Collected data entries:

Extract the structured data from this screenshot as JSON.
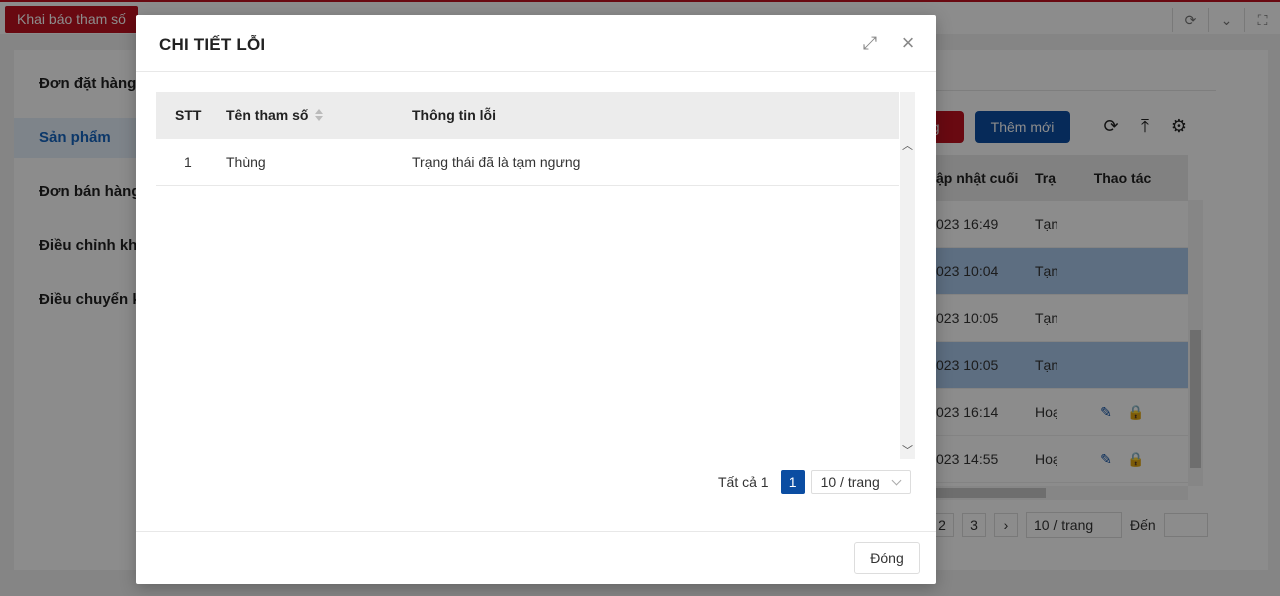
{
  "app": {
    "tab_label": "Khai báo tham số",
    "top_icons": [
      "refresh-icon",
      "chevron-down-icon",
      "fullscreen-icon"
    ]
  },
  "sidebar": {
    "items": [
      {
        "label": "Đơn đặt hàng",
        "active": false
      },
      {
        "label": "Sản phẩm",
        "active": true
      },
      {
        "label": "Đơn bán hàng",
        "active": false
      },
      {
        "label": "Điều chỉnh kho",
        "active": false
      },
      {
        "label": "Điều chuyển kho",
        "active": false
      }
    ]
  },
  "toolbar": {
    "red_button_label": "ng",
    "add_button_label": "Thêm mới",
    "icons": [
      "refresh-icon",
      "export-icon",
      "settings-icon"
    ]
  },
  "bg_table": {
    "headers": [
      "ập nhật cuối",
      "Trạ",
      "Thao tác"
    ],
    "rows": [
      {
        "updated": "023 16:49",
        "status": "Tạm",
        "selected": false,
        "actions": false
      },
      {
        "updated": "023 10:04",
        "status": "Tạm",
        "selected": true,
        "actions": false
      },
      {
        "updated": "023 10:05",
        "status": "Tạm",
        "selected": false,
        "actions": false
      },
      {
        "updated": "023 10:05",
        "status": "Tạm",
        "selected": true,
        "actions": false
      },
      {
        "updated": "023 16:14",
        "status": "Hoạ",
        "selected": false,
        "actions": true
      },
      {
        "updated": "023 14:55",
        "status": "Hoạ",
        "selected": false,
        "actions": true
      }
    ]
  },
  "bg_pager": {
    "page_prev": "2",
    "page_last": "3",
    "next": "›",
    "size_label": "10 / trang",
    "goto_label": "Đến"
  },
  "modal": {
    "title": "CHI TIẾT LỖI",
    "table": {
      "headers": {
        "stt": "STT",
        "name": "Tên tham số",
        "info": "Thông tin lỗi"
      },
      "rows": [
        {
          "stt": "1",
          "name": "Thùng",
          "info": "Trạng thái đã là tạm ngưng"
        }
      ]
    },
    "pager": {
      "total_label": "Tất cả 1",
      "current_page": "1",
      "size_label": "10 / trang"
    },
    "close_button_label": "Đóng"
  },
  "colors": {
    "brand_red": "#c0111f",
    "brand_blue": "#0b4da2",
    "selected_row": "#a9c8ec"
  }
}
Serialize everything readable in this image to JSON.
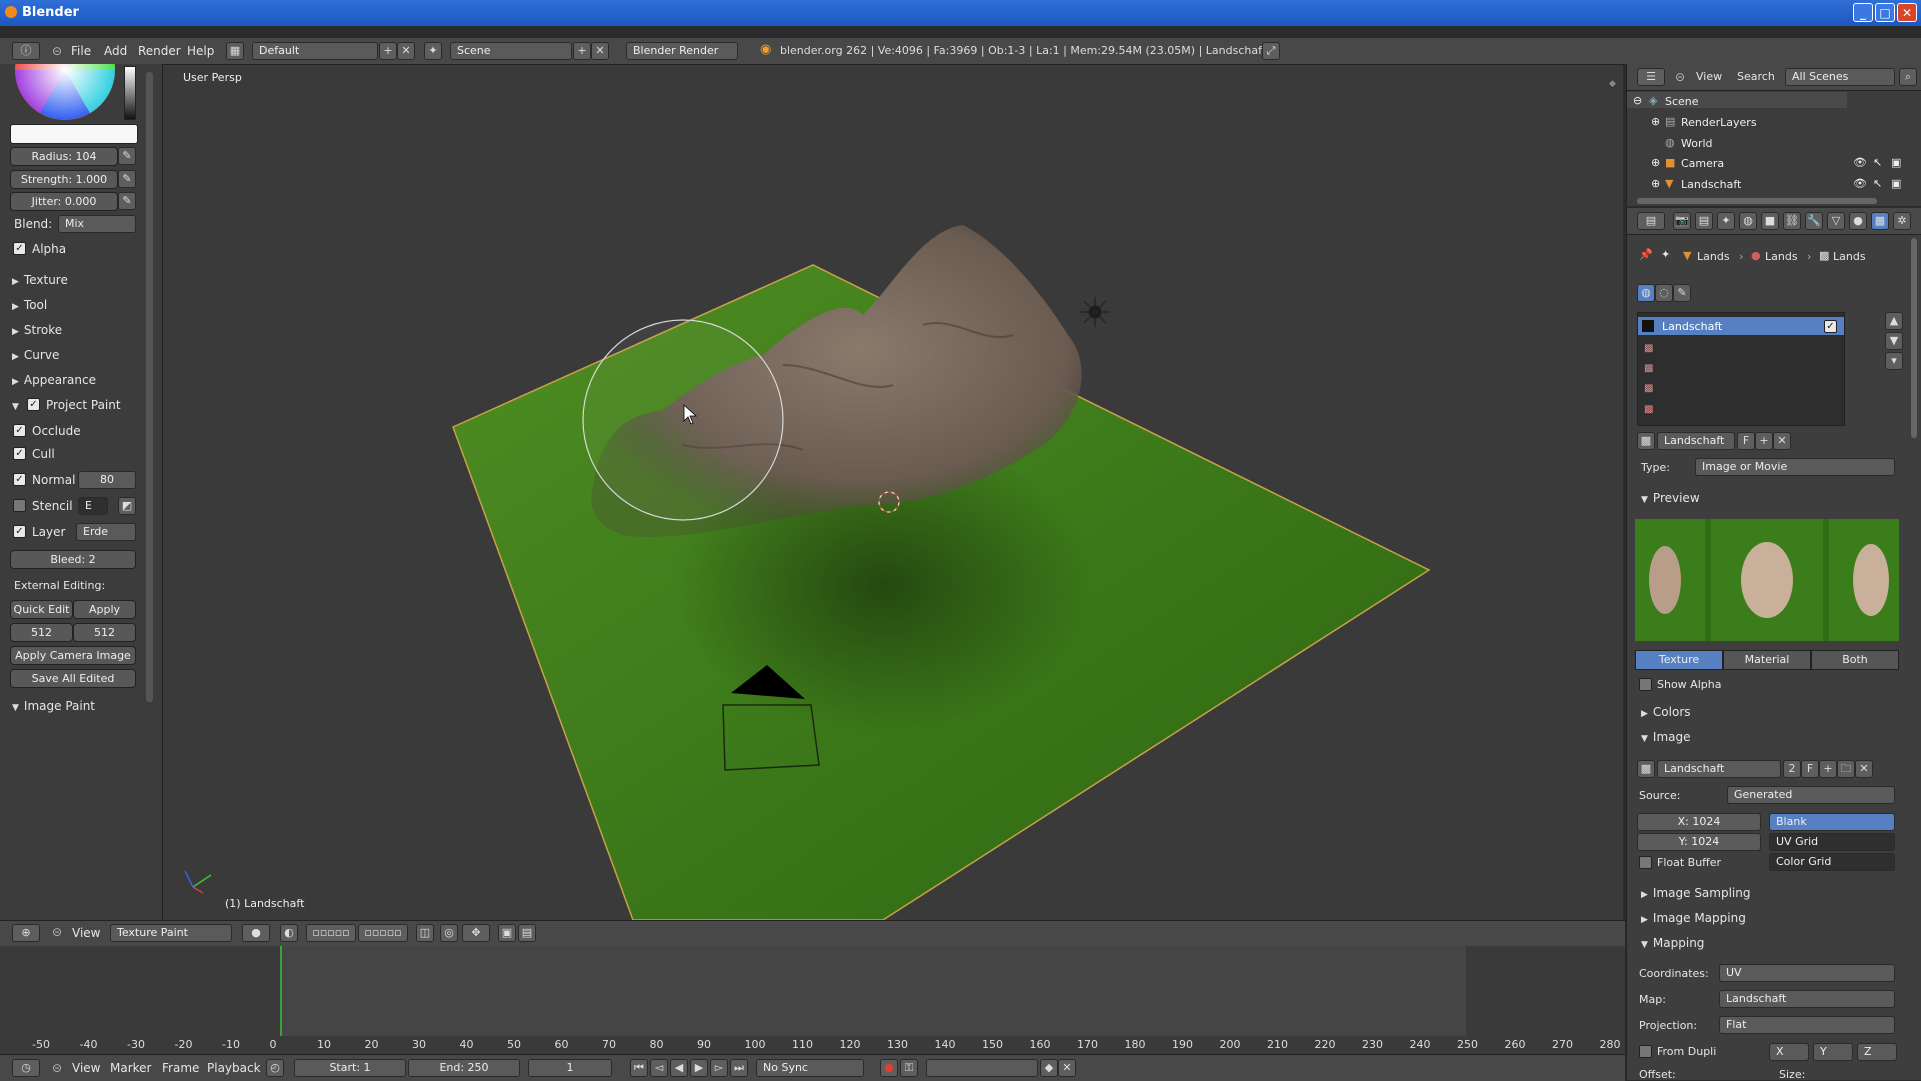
{
  "window": {
    "title": "Blender",
    "min": "_",
    "max": "□",
    "close": "✕"
  },
  "info_header": {
    "menus": [
      "File",
      "Add",
      "Render",
      "Help"
    ],
    "screen_layout": "Default",
    "scene": "Scene",
    "render_engine": "Blender Render",
    "stats": "blender.org 262 | Ve:4096 | Fa:3969 | Ob:1-3 | La:1 | Mem:29.54M (23.05M) | Landschaft"
  },
  "left_panel": {
    "radius": "Radius: 104",
    "strength": "Strength: 1.000",
    "jitter": "Jitter: 0.000",
    "blend_label": "Blend:",
    "blend_value": "Mix",
    "alpha": "Alpha",
    "sections": [
      "Texture",
      "Tool",
      "Stroke",
      "Curve",
      "Appearance"
    ],
    "project_paint": "Project Paint",
    "occlude": "Occlude",
    "cull": "Cull",
    "normal": "Normal",
    "normal_value": "80",
    "stencil": "Stencil",
    "stencil_value": "E",
    "layer": "Layer",
    "layer_value": "Erde",
    "bleed": "Bleed: 2",
    "external_editing": "External Editing:",
    "quick_edit": "Quick Edit",
    "apply": "Apply",
    "size_x": "512",
    "size_y": "512",
    "apply_camera_image": "Apply Camera Image",
    "save_all_edited": "Save All Edited",
    "image_paint": "Image Paint"
  },
  "viewport": {
    "view_name": "User Persp",
    "object_name": "(1) Landschaft"
  },
  "view3d_header": {
    "view": "View",
    "mode": "Texture Paint"
  },
  "timeline": {
    "ticks": [
      "-50",
      "-40",
      "-30",
      "-20",
      "-10",
      "0",
      "10",
      "20",
      "30",
      "40",
      "50",
      "60",
      "70",
      "80",
      "90",
      "100",
      "110",
      "120",
      "130",
      "140",
      "150",
      "160",
      "170",
      "180",
      "190",
      "200",
      "210",
      "220",
      "230",
      "240",
      "250",
      "260",
      "270",
      "280"
    ],
    "menus": [
      "View",
      "Marker",
      "Frame",
      "Playback"
    ],
    "start": "Start: 1",
    "end": "End: 250",
    "current": "1",
    "sync": "No Sync"
  },
  "outliner": {
    "view": "View",
    "search": "Search",
    "filter": "All Scenes",
    "items": [
      "Scene",
      "RenderLayers",
      "World",
      "Camera",
      "Landschaft"
    ]
  },
  "properties": {
    "breadcrumb": [
      "Lands",
      "Lands",
      "Lands"
    ],
    "slot_name": "Landschaft",
    "texture_name": "Landschaft",
    "f_label": "F",
    "type_label": "Type:",
    "type_value": "Image or Movie",
    "preview": "Preview",
    "tab_texture": "Texture",
    "tab_material": "Material",
    "tab_both": "Both",
    "show_alpha": "Show Alpha",
    "colors": "Colors",
    "image": "Image",
    "image_name": "Landschaft",
    "image_users": "2",
    "source_label": "Source:",
    "source_value": "Generated",
    "x": "X: 1024",
    "y": "Y: 1024",
    "gen_blank": "Blank",
    "gen_uv_grid": "UV Grid",
    "gen_color_grid": "Color Grid",
    "float_buffer": "Float Buffer",
    "image_sampling": "Image Sampling",
    "image_mapping": "Image Mapping",
    "mapping": "Mapping",
    "coordinates_label": "Coordinates:",
    "coordinates_value": "UV",
    "map_label": "Map:",
    "map_value": "Landschaft",
    "projection_label": "Projection:",
    "projection_value": "Flat",
    "from_dupli": "From Dupli",
    "axis_x": "X",
    "axis_y": "Y",
    "axis_z": "Z",
    "offset": "Offset:",
    "size": "Size:"
  },
  "colors": {
    "accent": "#5680c2",
    "grass": "#3f7d1e",
    "rock": "#6e5e52",
    "title_blue": "#1d57c0"
  }
}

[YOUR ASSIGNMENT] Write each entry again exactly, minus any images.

[EXERCISE SOLUTION]
Extract the structured data from this screenshot as JSON.
{
  "app": {
    "tab_label": "Khai báo tham số",
    "top_icons": [
      "refresh-icon",
      "chevron-down-icon",
      "fullscreen-icon"
    ]
  },
  "sidebar": {
    "items": [
      {
        "label": "Đơn đặt hàng",
        "active": false
      },
      {
        "label": "Sản phẩm",
        "active": true
      },
      {
        "label": "Đơn bán hàng",
        "active": false
      },
      {
        "label": "Điều chỉnh kho",
        "active": false
      },
      {
        "label": "Điều chuyển kho",
        "active": false
      }
    ]
  },
  "toolbar": {
    "red_button_label": "ng",
    "add_button_label": "Thêm mới",
    "icons": [
      "refresh-icon",
      "export-icon",
      "settings-icon"
    ]
  },
  "bg_table": {
    "headers": [
      "ập nhật cuối",
      "Trạ",
      "Thao tác"
    ],
    "rows": [
      {
        "updated": "023 16:49",
        "status": "Tạm",
        "selected": false,
        "actions": false
      },
      {
        "updated": "023 10:04",
        "status": "Tạm",
        "selected": true,
        "actions": false
      },
      {
        "updated": "023 10:05",
        "status": "Tạm",
        "selected": false,
        "actions": false
      },
      {
        "updated": "023 10:05",
        "status": "Tạm",
        "selected": true,
        "actions": false
      },
      {
        "updated": "023 16:14",
        "status": "Hoạ",
        "selected": false,
        "actions": true
      },
      {
        "updated": "023 14:55",
        "status": "Hoạ",
        "selected": false,
        "actions": true
      }
    ]
  },
  "bg_pager": {
    "page_prev": "2",
    "page_last": "3",
    "next": "›",
    "size_label": "10 / trang",
    "goto_label": "Đến"
  },
  "modal": {
    "title": "CHI TIẾT LỖI",
    "table": {
      "headers": {
        "stt": "STT",
        "name": "Tên tham số",
        "info": "Thông tin lỗi"
      },
      "rows": [
        {
          "stt": "1",
          "name": "Thùng",
          "info": "Trạng thái đã là tạm ngưng"
        }
      ]
    },
    "pager": {
      "total_label": "Tất cả 1",
      "current_page": "1",
      "size_label": "10 / trang"
    },
    "close_button_label": "Đóng"
  },
  "colors": {
    "brand_red": "#c0111f",
    "brand_blue": "#0b4da2",
    "selected_row": "#a9c8ec"
  }
}
Serialize everything readable in this image to JSON.
{
  "window": {
    "title": "Blender",
    "min": "_",
    "max": "□",
    "close": "✕"
  },
  "info_header": {
    "menus": [
      "File",
      "Add",
      "Render",
      "Help"
    ],
    "screen_layout": "Default",
    "scene": "Scene",
    "render_engine": "Blender Render",
    "stats": "blender.org 262 | Ve:4096 | Fa:3969 | Ob:1-3 | La:1 | Mem:29.54M (23.05M) | Landschaft"
  },
  "left_panel": {
    "radius": "Radius: 104",
    "strength": "Strength: 1.000",
    "jitter": "Jitter: 0.000",
    "blend_label": "Blend:",
    "blend_value": "Mix",
    "alpha": "Alpha",
    "sections": [
      "Texture",
      "Tool",
      "Stroke",
      "Curve",
      "Appearance"
    ],
    "project_paint": "Project Paint",
    "occlude": "Occlude",
    "cull": "Cull",
    "normal": "Normal",
    "normal_value": "80",
    "stencil": "Stencil",
    "stencil_value": "E",
    "layer": "Layer",
    "layer_value": "Erde",
    "bleed": "Bleed: 2",
    "external_editing": "External Editing:",
    "quick_edit": "Quick Edit",
    "apply": "Apply",
    "size_x": "512",
    "size_y": "512",
    "apply_camera_image": "Apply Camera Image",
    "save_all_edited": "Save All Edited",
    "image_paint": "Image Paint"
  },
  "viewport": {
    "view_name": "User Persp",
    "object_name": "(1) Landschaft"
  },
  "view3d_header": {
    "view": "View",
    "mode": "Texture Paint"
  },
  "timeline": {
    "ticks": [
      "-50",
      "-40",
      "-30",
      "-20",
      "-10",
      "0",
      "10",
      "20",
      "30",
      "40",
      "50",
      "60",
      "70",
      "80",
      "90",
      "100",
      "110",
      "120",
      "130",
      "140",
      "150",
      "160",
      "170",
      "180",
      "190",
      "200",
      "210",
      "220",
      "230",
      "240",
      "250",
      "260",
      "270",
      "280"
    ],
    "menus": [
      "View",
      "Marker",
      "Frame",
      "Playback"
    ],
    "start": "Start: 1",
    "end": "End: 250",
    "current": "1",
    "sync": "No Sync"
  },
  "outliner": {
    "view": "View",
    "search": "Search",
    "filter": "All Scenes",
    "items": [
      "Scene",
      "RenderLayers",
      "World",
      "Camera",
      "Landschaft"
    ]
  },
  "properties": {
    "breadcrumb": [
      "Lands",
      "Lands",
      "Lands"
    ],
    "slot_name": "Landschaft",
    "texture_name": "Landschaft",
    "f_label": "F",
    "type_label": "Type:",
    "type_value": "Image or Movie",
    "preview": "Preview",
    "tab_texture": "Texture",
    "tab_material": "Material",
    "tab_both": "Both",
    "show_alpha": "Show Alpha",
    "colors": "Colors",
    "image": "Image",
    "image_name": "Landschaft",
    "image_users": "2",
    "source_label": "Source:",
    "source_value": "Generated",
    "x": "X: 1024",
    "y": "Y: 1024",
    "gen_blank": "Blank",
    "gen_uv_grid": "UV Grid",
    "gen_color_grid": "Color Grid",
    "float_buffer": "Float Buffer",
    "image_sampling": "Image Sampling",
    "image_mapping": "Image Mapping",
    "mapping": "Mapping",
    "coordinates_label": "Coordinates:",
    "coordinates_value": "UV",
    "map_label": "Map:",
    "map_value": "Landschaft",
    "projection_label": "Projection:",
    "projection_value": "Flat",
    "from_dupli": "From Dupli",
    "axis_x": "X",
    "axis_y": "Y",
    "axis_z": "Z",
    "offset": "Offset:",
    "size": "Size:"
  },
  "colors": {
    "accent": "#5680c2",
    "grass": "#3f7d1e",
    "rock": "#6e5e52",
    "title_blue": "#1d57c0"
  }
}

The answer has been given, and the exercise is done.